● WHAT YOU SHOULD DO
In the listing below, which lines contain the string "Toolpath"? Copy them all.

——————

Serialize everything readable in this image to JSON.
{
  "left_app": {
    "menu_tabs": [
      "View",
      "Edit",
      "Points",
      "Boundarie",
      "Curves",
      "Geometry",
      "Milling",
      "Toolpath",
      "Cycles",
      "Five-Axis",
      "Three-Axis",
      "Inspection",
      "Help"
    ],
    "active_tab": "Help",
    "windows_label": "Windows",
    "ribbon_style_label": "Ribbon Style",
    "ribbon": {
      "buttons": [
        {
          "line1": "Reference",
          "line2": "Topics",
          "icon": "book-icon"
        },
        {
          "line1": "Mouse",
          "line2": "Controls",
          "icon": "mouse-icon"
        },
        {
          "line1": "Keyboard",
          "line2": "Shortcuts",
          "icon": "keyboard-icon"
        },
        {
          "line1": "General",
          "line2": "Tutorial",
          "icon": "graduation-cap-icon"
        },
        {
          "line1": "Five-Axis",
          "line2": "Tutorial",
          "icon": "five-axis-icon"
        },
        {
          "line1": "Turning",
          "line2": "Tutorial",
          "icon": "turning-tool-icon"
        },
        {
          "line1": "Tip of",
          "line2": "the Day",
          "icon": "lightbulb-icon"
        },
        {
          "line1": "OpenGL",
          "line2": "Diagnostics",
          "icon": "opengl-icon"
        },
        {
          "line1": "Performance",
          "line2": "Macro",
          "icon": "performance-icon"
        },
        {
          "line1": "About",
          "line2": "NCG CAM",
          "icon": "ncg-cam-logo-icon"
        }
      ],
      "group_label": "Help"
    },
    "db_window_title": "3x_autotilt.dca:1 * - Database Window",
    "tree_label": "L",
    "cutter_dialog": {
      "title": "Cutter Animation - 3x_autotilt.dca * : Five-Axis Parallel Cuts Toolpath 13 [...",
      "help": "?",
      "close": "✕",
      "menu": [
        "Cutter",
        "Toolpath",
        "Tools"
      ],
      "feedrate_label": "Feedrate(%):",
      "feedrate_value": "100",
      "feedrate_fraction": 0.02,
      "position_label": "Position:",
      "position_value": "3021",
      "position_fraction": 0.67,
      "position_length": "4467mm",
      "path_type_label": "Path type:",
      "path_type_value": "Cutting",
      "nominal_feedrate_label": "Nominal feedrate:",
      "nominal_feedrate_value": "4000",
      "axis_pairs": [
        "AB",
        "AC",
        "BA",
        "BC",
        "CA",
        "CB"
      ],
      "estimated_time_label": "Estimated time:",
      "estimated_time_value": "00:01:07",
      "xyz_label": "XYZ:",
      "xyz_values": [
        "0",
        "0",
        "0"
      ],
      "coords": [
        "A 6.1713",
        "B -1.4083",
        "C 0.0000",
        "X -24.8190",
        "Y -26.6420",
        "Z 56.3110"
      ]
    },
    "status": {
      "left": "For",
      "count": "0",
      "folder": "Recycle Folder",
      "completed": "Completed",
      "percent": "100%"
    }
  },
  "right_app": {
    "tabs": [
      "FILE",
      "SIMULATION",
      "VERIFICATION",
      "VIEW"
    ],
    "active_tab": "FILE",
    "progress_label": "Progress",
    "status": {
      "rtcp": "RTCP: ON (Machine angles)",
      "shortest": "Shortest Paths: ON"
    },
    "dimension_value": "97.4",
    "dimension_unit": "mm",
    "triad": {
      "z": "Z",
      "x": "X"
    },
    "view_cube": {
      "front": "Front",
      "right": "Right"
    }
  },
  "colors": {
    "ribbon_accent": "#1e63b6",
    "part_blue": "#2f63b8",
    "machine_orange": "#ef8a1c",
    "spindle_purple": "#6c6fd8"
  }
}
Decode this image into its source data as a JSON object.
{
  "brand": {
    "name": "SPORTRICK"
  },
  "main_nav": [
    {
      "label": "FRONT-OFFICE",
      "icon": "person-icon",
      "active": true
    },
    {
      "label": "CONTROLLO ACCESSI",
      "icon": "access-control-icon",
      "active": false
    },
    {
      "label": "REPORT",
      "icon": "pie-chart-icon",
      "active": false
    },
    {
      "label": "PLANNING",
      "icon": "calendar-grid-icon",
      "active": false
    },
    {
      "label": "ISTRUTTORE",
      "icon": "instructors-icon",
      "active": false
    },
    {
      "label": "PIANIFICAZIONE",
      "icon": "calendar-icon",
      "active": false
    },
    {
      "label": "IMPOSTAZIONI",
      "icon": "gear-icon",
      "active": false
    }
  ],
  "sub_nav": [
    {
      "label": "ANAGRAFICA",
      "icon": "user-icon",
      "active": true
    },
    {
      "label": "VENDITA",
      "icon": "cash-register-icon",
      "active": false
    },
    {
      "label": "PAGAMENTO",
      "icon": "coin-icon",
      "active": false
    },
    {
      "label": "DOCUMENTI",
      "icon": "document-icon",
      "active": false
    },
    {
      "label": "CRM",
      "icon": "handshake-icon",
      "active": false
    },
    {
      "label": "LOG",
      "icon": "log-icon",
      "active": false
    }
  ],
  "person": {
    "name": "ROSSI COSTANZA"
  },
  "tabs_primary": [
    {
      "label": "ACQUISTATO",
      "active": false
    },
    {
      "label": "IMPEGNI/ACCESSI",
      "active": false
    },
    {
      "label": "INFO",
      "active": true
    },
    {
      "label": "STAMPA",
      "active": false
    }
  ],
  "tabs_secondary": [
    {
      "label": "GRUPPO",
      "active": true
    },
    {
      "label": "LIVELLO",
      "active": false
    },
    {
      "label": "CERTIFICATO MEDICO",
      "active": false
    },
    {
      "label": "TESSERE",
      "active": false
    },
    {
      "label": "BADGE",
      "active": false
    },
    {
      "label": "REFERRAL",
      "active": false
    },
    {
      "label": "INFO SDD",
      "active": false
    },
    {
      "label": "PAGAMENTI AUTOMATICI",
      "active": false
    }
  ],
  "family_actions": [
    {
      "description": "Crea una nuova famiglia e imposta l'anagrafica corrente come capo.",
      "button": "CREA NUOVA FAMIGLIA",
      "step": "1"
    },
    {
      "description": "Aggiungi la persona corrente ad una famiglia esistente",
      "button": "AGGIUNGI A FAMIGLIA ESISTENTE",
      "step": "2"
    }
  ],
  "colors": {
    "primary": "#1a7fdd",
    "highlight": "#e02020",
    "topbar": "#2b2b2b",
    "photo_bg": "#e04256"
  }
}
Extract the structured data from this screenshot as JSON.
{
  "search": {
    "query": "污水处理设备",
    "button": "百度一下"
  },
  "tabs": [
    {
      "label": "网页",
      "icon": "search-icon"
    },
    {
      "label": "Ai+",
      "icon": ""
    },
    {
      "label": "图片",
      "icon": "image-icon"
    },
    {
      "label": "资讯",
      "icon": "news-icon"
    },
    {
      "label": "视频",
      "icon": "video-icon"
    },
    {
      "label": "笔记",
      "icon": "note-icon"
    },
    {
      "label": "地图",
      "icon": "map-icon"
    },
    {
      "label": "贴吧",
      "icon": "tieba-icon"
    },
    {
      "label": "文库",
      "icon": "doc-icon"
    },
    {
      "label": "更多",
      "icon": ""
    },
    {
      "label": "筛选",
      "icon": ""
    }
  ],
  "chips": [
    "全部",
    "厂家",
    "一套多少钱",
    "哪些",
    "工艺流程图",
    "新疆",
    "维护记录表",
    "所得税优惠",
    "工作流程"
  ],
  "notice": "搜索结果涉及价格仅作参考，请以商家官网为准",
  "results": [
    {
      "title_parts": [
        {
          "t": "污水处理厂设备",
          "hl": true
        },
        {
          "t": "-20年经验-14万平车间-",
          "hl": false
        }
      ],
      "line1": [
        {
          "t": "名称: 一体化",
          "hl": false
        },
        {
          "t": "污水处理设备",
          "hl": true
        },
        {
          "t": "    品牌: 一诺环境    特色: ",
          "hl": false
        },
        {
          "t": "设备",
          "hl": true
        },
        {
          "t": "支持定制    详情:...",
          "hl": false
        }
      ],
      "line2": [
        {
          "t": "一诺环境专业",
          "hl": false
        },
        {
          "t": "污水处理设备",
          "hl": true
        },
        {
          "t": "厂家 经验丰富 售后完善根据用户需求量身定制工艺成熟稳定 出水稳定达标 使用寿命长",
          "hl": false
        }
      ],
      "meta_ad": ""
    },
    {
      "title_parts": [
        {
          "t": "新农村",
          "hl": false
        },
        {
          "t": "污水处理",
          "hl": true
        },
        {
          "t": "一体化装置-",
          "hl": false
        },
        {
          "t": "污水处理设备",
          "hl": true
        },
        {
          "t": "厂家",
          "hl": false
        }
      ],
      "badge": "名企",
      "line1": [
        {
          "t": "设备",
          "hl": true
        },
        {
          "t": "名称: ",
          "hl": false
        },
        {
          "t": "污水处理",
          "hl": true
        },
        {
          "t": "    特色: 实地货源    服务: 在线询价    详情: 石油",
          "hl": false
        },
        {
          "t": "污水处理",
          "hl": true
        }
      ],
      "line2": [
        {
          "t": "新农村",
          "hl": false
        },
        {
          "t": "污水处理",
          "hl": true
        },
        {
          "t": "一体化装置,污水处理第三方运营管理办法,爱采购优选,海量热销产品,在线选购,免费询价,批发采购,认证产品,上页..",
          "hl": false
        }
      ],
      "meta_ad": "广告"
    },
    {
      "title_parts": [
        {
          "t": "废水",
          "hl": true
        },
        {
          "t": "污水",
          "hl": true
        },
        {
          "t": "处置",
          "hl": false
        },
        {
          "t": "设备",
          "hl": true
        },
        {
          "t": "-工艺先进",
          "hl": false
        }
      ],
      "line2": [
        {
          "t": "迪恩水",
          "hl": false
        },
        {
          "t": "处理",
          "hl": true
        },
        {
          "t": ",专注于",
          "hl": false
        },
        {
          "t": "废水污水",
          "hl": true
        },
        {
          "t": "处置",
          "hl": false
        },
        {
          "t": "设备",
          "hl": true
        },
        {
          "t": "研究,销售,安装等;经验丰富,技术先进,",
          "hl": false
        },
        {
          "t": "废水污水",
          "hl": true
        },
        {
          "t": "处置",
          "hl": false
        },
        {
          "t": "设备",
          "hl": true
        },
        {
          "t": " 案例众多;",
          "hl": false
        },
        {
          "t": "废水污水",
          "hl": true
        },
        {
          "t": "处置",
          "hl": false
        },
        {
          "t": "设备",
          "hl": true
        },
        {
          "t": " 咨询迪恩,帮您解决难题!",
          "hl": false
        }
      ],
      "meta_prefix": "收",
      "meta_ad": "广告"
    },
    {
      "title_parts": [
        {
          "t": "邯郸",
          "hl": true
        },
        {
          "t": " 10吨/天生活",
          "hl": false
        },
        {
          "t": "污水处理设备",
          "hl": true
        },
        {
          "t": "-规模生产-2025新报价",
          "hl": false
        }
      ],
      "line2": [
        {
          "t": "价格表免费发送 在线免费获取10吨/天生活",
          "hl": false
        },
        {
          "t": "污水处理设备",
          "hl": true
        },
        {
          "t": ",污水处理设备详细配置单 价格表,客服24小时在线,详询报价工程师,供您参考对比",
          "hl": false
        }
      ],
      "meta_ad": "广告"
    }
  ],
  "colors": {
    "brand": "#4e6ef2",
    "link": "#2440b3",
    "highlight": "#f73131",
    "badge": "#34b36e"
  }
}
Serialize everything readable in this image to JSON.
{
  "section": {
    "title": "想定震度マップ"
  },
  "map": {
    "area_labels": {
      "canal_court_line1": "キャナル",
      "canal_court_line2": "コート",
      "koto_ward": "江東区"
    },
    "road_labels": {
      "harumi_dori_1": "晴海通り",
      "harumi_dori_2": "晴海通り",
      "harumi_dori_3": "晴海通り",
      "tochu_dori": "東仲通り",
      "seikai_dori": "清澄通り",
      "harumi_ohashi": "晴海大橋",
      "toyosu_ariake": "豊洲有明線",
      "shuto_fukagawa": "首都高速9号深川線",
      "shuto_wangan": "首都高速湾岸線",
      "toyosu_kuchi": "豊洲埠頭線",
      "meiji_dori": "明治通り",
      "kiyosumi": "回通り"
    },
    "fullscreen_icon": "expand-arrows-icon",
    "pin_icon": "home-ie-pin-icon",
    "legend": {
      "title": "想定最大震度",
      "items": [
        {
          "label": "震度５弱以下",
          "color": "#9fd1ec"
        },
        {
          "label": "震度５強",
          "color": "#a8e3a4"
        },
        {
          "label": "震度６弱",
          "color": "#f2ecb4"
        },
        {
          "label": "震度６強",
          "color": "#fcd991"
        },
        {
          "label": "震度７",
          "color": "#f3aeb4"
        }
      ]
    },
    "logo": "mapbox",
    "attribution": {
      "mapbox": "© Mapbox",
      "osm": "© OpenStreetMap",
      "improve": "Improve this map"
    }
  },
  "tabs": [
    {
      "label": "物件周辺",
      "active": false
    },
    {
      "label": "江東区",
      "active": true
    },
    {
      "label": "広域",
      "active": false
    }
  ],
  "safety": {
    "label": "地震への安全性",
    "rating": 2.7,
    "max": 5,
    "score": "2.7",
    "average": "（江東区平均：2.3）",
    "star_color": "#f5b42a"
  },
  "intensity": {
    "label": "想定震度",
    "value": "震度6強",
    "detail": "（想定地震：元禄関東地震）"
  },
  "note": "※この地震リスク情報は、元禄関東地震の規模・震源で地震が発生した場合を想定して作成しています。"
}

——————

● OUTPUT BELOW
      "Toolpath",
      "title": "Cutter Animation - 3x_autotilt.dca * : Five-Axis Parallel Cuts Toolpath 13 [...",
        "Toolpath",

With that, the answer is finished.